Exercise material Start Marker

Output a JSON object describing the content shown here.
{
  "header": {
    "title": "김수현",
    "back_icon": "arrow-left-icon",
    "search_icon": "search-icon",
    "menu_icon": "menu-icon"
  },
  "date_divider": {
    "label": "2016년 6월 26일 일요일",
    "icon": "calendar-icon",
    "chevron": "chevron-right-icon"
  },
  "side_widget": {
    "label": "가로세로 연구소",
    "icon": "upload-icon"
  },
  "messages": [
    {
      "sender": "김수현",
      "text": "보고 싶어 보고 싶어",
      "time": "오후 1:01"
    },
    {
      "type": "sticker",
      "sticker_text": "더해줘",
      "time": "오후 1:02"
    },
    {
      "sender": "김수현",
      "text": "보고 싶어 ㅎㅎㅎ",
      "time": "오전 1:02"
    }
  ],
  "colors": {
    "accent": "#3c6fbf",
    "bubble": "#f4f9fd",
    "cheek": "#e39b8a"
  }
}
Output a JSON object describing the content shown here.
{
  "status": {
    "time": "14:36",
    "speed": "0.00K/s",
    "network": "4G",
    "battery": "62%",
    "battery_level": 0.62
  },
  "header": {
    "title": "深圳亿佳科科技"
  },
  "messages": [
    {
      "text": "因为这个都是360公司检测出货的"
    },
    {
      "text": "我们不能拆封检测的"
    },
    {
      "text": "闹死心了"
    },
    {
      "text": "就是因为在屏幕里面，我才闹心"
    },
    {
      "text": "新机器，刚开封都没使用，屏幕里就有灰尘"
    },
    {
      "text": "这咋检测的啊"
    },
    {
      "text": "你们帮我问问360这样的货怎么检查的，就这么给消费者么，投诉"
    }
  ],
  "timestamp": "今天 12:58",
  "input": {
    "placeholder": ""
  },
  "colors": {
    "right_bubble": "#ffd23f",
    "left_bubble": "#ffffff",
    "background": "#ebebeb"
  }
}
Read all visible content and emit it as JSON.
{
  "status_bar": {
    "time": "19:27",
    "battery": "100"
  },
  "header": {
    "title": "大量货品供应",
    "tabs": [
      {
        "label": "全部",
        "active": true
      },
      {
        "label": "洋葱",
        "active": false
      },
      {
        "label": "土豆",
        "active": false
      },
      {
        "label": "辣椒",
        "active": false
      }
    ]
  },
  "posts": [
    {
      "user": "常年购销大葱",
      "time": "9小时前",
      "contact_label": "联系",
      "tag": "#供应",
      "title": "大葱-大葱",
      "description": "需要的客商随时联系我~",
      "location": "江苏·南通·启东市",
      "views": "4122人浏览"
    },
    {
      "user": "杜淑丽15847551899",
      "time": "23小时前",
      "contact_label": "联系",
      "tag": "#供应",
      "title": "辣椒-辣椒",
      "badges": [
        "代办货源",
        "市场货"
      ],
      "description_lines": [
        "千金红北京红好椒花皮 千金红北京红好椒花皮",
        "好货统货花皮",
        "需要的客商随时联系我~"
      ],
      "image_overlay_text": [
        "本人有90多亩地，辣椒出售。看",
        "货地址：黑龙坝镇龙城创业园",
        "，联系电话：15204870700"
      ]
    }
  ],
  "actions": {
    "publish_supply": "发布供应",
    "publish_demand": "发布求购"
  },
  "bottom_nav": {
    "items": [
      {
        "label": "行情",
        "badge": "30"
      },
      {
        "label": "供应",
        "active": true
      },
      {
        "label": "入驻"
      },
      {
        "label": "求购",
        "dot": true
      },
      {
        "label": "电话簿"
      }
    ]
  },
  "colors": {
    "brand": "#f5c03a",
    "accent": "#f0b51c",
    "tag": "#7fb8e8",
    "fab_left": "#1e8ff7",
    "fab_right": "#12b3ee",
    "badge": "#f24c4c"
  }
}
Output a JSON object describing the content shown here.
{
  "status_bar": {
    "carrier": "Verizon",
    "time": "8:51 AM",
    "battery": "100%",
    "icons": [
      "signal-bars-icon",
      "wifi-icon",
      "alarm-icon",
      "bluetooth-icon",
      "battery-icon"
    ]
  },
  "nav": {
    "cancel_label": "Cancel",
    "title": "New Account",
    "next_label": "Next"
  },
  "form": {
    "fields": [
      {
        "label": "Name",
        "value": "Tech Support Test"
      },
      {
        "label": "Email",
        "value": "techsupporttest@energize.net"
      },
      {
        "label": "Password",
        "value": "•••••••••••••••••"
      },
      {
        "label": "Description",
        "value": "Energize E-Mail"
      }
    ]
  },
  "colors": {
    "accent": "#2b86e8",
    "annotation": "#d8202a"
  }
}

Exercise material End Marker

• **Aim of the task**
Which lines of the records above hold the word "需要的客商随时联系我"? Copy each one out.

• **Answer box**
      "description": "需要的客商随时联系我~",
        "需要的客商随时联系我~"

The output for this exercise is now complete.